This is taking coronavirus fears to the ultimate extreme -- rather than waiting until it's too late, more and more Americans are writing in-memoriam addresses ... for themselves.
As you know, standard funerals aren't happening anymore under "safer-at-home" guidelines -- and online memorial services are now the norm. Keeper, a company that allows people to create memorial pages, tells TMZ ... it's seen a big increase in people using their "Living Memorial" feature.
Might sound like a very morbid DIY, but Keeper's president, Mandy Benoualid, tells us their site lets users create a detailed chronicle of their lives -- complete with timelines, milestones, photos, and memories from loved ones.
She says the "Living Memorial" feature also lets you designate who'll be your "keeper" when you're gone. Overall, she says their site has seen a 300% increase in traffic.
GatheringUS is another online memorial site, and it's also been very busy. CEO Noha Waibsnaider says one of their newest virtual tools is seeing some love -- the video conference memorial/funeral, which is super elaborate, but tech-friendly.
Mourners log into the chat, and they're walked through the service by an MC of sorts, who mutes their mics and then tells them when it's their turn to speak. There's even a "reception" afterward, and they break guests up into "tables" -- separate video chats, basically.

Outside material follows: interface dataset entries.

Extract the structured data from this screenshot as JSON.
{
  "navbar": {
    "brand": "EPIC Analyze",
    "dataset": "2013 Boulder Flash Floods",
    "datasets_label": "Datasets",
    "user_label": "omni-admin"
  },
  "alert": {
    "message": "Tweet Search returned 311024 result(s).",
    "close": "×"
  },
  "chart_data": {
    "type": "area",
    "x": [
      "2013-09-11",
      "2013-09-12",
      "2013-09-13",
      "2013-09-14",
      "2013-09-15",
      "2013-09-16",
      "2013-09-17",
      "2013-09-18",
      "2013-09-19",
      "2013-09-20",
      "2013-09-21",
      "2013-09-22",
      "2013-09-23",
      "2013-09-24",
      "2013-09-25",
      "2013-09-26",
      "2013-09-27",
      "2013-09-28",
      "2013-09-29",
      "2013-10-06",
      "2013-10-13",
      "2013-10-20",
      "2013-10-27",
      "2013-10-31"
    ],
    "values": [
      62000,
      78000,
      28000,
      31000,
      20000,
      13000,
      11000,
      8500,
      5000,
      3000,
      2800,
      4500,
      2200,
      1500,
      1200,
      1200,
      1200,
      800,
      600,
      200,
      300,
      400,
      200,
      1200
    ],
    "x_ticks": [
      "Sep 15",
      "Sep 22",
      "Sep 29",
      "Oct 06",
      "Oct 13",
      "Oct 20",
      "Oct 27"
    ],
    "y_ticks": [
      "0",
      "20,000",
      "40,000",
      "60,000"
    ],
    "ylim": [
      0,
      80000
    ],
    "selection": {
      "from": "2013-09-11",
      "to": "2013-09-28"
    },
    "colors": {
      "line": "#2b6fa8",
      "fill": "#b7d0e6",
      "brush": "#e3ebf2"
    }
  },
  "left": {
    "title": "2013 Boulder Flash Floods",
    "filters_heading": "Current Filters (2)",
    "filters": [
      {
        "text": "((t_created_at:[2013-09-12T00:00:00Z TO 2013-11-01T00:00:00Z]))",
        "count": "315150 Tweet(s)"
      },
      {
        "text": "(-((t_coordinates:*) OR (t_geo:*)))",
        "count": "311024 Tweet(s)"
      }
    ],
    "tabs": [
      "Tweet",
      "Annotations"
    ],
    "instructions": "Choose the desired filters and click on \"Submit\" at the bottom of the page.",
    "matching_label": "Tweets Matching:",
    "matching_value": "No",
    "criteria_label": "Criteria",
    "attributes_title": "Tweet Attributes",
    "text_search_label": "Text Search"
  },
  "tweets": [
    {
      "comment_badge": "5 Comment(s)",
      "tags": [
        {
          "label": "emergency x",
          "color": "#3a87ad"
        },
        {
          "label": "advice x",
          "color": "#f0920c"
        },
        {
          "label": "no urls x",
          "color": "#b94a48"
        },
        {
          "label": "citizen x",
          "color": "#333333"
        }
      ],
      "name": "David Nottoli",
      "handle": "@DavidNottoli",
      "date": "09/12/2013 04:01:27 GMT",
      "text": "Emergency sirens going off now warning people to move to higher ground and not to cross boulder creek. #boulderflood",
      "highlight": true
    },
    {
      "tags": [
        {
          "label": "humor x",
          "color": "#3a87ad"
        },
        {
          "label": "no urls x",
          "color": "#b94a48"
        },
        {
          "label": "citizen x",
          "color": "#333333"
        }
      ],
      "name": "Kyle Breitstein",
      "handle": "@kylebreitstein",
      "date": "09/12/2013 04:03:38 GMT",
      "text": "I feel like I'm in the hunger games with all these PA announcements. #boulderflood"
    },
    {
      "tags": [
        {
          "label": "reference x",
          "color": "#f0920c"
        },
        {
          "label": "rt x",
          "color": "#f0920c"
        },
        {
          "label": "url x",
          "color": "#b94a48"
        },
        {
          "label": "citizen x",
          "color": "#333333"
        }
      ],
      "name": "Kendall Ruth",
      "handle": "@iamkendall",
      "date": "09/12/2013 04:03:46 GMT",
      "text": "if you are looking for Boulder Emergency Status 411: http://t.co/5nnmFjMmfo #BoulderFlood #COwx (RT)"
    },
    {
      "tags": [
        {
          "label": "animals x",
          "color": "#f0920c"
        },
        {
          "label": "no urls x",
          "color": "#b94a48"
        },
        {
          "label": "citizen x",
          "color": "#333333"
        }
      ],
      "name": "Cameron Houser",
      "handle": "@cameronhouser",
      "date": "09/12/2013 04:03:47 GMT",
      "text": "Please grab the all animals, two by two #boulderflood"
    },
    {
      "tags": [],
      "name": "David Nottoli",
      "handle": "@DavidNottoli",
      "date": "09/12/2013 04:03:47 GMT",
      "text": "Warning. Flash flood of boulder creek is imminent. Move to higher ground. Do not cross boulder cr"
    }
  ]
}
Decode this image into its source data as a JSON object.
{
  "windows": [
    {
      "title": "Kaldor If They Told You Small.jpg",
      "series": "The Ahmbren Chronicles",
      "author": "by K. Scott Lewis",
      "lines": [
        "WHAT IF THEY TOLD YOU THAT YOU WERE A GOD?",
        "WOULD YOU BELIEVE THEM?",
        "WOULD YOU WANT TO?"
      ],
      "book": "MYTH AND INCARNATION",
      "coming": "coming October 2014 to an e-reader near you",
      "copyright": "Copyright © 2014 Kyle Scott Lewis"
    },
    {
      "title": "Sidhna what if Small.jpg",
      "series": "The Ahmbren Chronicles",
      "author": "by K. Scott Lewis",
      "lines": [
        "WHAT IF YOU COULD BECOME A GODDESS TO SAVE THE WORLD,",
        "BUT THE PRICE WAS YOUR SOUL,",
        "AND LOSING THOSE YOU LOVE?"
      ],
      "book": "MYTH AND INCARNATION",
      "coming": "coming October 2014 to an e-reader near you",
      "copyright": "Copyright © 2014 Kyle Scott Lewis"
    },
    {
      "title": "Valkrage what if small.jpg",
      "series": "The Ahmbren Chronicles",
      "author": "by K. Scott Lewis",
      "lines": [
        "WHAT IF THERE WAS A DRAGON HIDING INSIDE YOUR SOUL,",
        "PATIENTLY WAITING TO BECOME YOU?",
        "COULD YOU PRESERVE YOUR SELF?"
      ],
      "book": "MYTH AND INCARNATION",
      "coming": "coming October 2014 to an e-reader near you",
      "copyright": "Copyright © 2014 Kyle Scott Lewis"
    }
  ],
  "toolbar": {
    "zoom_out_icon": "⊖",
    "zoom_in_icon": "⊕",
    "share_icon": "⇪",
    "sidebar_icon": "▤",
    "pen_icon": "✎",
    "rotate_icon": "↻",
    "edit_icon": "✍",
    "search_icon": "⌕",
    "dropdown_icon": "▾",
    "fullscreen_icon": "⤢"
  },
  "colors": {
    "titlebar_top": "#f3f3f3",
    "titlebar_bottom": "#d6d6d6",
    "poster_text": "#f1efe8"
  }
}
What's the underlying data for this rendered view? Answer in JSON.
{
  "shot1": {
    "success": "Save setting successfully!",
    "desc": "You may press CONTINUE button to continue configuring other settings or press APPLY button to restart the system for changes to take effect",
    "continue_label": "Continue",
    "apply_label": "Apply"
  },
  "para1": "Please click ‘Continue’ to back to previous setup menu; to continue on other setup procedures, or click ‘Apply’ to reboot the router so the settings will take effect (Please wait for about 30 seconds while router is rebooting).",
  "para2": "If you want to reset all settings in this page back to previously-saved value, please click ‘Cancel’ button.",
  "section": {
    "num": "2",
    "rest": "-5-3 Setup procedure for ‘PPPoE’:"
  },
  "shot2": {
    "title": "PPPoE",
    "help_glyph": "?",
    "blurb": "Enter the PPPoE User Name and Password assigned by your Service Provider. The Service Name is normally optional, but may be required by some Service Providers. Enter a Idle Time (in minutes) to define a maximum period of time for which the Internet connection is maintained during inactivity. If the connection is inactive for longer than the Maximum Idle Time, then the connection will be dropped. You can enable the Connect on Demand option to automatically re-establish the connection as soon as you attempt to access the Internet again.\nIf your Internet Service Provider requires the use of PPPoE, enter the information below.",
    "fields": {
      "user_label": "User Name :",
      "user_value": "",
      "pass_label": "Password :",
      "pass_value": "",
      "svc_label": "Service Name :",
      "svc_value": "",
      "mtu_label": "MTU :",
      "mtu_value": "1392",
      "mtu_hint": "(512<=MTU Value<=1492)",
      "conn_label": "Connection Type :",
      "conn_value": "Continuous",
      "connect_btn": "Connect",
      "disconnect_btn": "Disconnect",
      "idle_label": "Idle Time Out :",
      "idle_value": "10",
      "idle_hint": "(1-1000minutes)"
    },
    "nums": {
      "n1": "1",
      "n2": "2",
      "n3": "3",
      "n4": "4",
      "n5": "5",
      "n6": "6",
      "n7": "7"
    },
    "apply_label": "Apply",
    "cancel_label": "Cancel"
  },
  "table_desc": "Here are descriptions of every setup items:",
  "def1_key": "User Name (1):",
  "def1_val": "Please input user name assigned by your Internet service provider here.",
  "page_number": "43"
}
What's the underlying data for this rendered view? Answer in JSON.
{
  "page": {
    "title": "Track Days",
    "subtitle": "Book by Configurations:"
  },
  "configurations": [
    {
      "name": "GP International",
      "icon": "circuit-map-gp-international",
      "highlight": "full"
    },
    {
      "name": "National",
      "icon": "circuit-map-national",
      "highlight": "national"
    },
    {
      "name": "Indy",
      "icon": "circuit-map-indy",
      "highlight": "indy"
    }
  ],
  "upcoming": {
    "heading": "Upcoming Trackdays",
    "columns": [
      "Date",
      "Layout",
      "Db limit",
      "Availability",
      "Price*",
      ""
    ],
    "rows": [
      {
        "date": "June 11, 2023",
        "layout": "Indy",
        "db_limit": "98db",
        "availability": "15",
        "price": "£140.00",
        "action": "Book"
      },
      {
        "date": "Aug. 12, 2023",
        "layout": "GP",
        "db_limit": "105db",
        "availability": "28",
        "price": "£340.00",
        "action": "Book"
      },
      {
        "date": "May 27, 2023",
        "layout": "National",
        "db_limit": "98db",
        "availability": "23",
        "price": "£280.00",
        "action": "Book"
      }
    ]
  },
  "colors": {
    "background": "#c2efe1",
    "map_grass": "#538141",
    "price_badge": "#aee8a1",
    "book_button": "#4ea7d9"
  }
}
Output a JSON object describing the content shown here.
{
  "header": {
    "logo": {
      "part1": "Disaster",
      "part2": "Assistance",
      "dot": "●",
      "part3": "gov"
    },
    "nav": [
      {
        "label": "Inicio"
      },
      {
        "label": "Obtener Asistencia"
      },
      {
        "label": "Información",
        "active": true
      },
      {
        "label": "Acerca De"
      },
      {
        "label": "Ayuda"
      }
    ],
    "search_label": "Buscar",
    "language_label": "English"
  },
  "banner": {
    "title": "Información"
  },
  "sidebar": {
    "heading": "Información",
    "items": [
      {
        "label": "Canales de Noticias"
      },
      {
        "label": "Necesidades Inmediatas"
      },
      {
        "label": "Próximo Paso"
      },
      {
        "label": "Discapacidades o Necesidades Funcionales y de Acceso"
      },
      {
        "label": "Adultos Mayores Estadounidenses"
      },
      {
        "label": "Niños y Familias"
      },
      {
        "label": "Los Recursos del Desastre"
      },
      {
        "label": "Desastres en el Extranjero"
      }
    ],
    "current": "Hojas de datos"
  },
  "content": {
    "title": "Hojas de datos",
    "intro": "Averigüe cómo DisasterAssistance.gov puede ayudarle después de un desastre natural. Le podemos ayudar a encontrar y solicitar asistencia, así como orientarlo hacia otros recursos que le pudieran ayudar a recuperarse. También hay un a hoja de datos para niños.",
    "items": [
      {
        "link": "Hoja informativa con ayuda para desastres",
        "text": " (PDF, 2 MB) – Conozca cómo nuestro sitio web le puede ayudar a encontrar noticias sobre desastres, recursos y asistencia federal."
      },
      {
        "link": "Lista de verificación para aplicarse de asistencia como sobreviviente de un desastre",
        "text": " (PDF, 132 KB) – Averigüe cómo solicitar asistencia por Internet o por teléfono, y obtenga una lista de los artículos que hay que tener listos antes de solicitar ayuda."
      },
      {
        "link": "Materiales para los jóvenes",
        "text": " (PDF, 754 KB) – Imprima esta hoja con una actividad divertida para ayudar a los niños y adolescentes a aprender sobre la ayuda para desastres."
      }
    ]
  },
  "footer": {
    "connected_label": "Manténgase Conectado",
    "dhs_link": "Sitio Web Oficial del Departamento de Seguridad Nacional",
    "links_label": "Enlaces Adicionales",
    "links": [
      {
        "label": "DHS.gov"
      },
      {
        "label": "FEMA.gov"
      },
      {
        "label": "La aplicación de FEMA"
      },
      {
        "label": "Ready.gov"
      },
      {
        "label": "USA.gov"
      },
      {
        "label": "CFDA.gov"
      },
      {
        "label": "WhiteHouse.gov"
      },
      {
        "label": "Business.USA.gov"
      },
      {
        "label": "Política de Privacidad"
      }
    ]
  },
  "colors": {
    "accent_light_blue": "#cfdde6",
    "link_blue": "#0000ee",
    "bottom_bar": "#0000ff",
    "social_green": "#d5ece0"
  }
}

GatheringUS also has memorial pages people can set up, but it sounds like their digital goodbye parties are seeing more action than online funerals.